I wanted to share a post from my main blog, Master of Emulsion, as I think what is happening to the stock/assignment photographer is also happening to other ‘creatives’ out there trying to make a living, in the crowd sourced miasma of the digital revolution.
Today I’m going to tell you about Lo-fi talent. And luck. And the masses. And cheap accessible technology.
This experiment is based on this lo-fi kick I’m on.
I asked myself what would happen if I stuck a 90mm lens on my 5D and shot randomly through my car window while driving to my girlfriend’s house in West Seattle.
(Illustration of how I held my camera to shoot through my car window)
It’s like that mental experiment: if an infinite number of monkeys with typewriters had infinite time to type, they would eventually produce Shakespeare’s Hamlet.
Today in photography we face exactly the same problem.
With millions of new photographers in the last several years publishing photos to sites such as Flickr, we are seeing the infinite monkey theorem at work in the photography space.
With a cheap digital camera, a few Photoshop actions, and the ability to publish quickly and cheaply to the web, we are seeing an over-saturation of the photography market with work that is ‘good enough for print’ along with occasional accidentally amazing images, that over time will create an infinite library of excellent imagery covering every imaginable topic.
- 4,374,279 royalty free photos.
- 43,312 new stock photos added this week (OMFG!!!)
- 115,818 photographers (!)
So what does this all mean? Where is Kirk going with this post?
Well, as a stock photographer at Aurora Photos I can tell you that there may be a sliver of a chance that a pro *can* stay in business over the long term.
What these gigantic image aggregators lack for the time being are two things:
1. An efficient image filtering system to find the images an editor needs at a quality level that is acceptable.
2. Model released images. Most amateurs have no clue how model releases work. That isn’t to say they won’t figure it out soon enough.
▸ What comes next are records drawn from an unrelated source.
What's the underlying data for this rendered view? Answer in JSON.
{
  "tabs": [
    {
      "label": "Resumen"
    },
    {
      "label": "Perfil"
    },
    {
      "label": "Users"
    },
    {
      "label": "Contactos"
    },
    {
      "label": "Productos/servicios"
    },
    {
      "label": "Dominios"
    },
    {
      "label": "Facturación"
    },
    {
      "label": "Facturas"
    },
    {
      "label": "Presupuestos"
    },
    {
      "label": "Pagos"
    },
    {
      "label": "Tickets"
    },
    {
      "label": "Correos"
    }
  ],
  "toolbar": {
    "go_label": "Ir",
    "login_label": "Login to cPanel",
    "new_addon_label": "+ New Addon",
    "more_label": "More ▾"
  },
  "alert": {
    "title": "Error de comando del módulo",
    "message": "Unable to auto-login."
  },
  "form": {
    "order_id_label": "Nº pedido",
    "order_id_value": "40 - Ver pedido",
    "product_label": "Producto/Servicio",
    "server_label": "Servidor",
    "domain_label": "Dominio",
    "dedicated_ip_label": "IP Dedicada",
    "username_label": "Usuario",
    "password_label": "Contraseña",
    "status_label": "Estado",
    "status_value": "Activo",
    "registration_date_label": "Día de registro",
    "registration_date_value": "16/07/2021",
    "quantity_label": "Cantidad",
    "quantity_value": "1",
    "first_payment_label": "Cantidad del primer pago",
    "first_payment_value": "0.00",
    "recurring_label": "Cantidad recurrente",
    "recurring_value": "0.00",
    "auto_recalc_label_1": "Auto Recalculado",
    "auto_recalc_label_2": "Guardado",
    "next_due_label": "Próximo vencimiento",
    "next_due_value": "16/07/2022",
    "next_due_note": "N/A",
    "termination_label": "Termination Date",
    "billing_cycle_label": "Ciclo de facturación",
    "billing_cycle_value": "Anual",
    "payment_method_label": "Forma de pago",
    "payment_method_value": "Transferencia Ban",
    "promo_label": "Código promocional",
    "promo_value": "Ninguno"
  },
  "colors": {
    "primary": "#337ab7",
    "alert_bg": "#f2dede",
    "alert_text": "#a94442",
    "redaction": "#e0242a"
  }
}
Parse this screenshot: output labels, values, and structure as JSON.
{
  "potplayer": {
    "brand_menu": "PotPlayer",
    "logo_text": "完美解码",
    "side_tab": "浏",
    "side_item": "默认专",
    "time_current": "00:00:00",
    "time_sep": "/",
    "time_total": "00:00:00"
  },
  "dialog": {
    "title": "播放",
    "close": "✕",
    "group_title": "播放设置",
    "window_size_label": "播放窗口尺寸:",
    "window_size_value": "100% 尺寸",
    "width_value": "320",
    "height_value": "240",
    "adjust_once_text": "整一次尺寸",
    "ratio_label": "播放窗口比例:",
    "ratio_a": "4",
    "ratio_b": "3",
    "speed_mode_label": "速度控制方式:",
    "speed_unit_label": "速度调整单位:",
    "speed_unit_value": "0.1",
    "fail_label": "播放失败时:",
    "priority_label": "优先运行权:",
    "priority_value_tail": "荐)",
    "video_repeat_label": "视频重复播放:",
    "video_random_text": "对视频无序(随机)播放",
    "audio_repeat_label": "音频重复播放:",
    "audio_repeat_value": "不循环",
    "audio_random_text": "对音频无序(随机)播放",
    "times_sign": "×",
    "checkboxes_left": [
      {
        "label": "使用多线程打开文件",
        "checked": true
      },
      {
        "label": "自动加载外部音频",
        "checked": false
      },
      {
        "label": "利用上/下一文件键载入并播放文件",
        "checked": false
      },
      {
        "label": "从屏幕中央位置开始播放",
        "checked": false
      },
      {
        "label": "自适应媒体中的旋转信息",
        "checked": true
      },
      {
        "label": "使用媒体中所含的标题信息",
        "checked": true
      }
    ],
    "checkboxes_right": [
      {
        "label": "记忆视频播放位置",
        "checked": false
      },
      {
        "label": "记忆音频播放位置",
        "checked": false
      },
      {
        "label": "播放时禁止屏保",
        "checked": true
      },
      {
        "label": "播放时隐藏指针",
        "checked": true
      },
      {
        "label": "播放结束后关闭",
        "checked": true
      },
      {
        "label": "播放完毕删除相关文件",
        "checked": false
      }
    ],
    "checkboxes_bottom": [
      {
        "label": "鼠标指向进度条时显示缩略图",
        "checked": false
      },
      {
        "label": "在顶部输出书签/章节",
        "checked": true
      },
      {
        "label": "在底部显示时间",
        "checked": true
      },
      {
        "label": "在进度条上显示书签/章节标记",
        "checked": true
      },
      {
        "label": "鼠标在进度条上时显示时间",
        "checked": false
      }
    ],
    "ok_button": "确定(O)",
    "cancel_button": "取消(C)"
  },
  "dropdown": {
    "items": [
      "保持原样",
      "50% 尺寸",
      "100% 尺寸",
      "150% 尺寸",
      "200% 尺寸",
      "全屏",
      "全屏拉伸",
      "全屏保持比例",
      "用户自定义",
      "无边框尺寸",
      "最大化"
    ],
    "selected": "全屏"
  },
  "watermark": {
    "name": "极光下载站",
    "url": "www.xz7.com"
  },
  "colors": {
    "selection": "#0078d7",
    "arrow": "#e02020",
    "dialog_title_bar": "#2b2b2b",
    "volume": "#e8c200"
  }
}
Without model releases images are not quite as valuable in the market place.
So here is my message to those who wish to be pro photographers. The only thing separating us from a pack of wild dogs, er, monkeys with cameras are three things:
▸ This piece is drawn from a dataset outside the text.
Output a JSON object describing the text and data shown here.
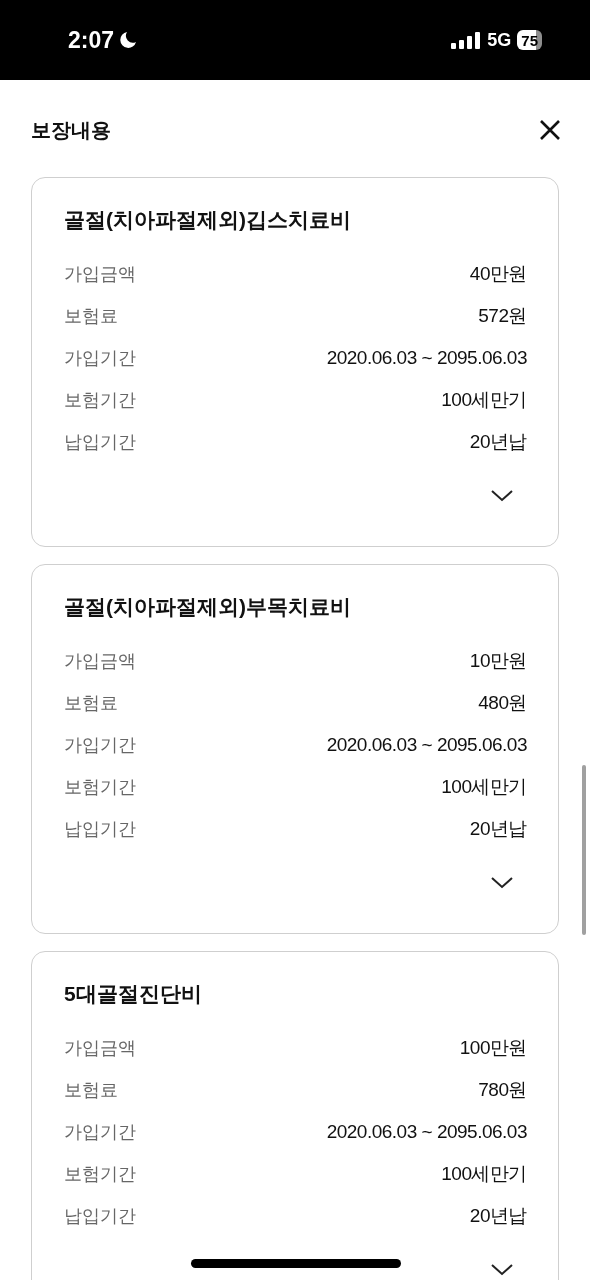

1. The ability to choose interesting/unique subjects and shoot them with a carefully developed consistent style. Consistency people. Consistency is key here.
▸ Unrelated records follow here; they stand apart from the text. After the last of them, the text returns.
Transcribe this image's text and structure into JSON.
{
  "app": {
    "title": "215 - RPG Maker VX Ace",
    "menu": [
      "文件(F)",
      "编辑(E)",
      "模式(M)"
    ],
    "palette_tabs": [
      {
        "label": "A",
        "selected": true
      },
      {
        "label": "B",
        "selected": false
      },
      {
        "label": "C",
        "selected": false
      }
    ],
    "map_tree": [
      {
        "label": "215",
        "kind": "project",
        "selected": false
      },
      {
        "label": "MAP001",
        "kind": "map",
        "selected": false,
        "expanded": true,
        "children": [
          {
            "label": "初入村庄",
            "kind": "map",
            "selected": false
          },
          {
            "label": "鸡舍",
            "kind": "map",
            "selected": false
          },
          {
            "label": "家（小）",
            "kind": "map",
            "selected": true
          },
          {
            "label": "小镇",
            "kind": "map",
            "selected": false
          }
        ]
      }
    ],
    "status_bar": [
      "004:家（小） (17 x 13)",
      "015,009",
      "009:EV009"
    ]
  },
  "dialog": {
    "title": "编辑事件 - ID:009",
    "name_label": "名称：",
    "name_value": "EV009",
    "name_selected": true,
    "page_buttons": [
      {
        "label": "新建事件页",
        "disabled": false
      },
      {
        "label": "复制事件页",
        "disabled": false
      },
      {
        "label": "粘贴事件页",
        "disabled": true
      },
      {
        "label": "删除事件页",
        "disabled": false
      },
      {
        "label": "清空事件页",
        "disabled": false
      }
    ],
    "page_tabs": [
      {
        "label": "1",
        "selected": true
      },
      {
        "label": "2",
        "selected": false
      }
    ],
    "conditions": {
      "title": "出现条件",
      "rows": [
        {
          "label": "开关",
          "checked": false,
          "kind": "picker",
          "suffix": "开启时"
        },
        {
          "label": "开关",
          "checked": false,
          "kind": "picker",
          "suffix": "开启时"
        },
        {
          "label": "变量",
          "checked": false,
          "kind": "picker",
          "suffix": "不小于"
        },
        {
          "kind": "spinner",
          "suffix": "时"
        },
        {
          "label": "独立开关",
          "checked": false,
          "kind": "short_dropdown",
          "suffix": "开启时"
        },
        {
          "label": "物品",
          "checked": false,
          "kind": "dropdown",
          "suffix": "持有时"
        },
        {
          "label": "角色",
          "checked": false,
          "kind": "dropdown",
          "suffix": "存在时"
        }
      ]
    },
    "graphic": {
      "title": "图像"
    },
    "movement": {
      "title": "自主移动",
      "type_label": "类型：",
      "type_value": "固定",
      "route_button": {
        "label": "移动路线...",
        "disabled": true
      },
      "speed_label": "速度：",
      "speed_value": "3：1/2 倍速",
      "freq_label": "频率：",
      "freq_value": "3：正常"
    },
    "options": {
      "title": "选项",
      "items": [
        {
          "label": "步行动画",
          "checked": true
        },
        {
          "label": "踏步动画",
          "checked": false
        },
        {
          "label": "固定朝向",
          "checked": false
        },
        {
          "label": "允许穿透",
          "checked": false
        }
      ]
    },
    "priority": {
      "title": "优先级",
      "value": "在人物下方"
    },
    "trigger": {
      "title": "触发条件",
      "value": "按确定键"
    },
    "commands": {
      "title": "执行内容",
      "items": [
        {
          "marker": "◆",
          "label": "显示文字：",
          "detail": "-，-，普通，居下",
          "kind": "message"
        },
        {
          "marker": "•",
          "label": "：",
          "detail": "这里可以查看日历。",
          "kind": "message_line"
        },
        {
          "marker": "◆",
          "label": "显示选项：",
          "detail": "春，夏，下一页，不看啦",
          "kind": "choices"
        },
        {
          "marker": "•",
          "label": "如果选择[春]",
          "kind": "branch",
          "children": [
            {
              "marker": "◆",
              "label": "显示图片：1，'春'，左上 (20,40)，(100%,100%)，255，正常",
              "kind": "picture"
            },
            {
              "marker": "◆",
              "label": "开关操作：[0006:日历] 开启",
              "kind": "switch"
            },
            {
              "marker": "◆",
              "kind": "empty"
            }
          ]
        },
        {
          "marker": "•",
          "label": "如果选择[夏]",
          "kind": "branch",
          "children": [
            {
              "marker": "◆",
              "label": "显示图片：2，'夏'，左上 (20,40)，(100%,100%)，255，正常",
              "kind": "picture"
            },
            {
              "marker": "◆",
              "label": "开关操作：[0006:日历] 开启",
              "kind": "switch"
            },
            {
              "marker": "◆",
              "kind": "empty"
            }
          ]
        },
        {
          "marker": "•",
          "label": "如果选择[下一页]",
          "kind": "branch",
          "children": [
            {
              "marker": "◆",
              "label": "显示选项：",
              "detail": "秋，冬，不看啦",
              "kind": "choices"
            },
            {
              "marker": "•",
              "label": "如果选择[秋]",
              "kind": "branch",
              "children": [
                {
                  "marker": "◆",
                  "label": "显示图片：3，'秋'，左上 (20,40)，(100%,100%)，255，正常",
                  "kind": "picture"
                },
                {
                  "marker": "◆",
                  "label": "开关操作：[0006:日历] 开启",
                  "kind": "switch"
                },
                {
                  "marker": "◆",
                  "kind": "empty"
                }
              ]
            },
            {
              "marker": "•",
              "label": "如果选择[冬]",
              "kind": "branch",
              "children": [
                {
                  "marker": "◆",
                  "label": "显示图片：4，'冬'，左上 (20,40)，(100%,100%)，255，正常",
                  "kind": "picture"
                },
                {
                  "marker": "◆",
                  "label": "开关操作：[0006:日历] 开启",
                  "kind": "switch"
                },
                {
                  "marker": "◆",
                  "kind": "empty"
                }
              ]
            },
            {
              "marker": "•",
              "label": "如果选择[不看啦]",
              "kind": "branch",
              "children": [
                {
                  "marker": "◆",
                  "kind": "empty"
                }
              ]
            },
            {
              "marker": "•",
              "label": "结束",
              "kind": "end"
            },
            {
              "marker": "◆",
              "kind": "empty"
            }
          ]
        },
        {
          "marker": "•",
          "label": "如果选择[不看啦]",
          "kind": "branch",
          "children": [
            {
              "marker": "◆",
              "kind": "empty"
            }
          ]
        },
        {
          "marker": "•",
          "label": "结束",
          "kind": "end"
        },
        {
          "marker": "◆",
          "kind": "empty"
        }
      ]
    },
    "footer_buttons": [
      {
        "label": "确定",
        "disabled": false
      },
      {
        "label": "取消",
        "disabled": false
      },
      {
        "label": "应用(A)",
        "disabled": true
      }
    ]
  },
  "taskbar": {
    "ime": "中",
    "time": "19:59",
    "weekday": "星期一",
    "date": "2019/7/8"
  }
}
2. Whatever you did before the surge in photography 5 years ago is no longer good enough. Stop bitching, please! If you fail now it is your own fault. The stakes are much higher now: you have to jump higher, be better than the rest and never rest on your laurels.
3. Be a professional with your business. Learn how to make money so you can stay in the game longer and outperform your competition. This means model releases, this means learning how to negotiate, this means learning how to figure out your cost of doing business, this means having a solid knowledge of how to write a contract, this mean dressing, talking and acting like a professional, not like a prima donna, scarf wearing, cigarette smoking, globe trotting, wine sipping, reportage photographer; who, without a trust fund, is ultimately doomed in this day and age…
Remember, the pack of monkeys at your heels. Good luck and god speed.
ps. the next post will explore the same issue but from a photojournalist’s perspective. Stay tuned!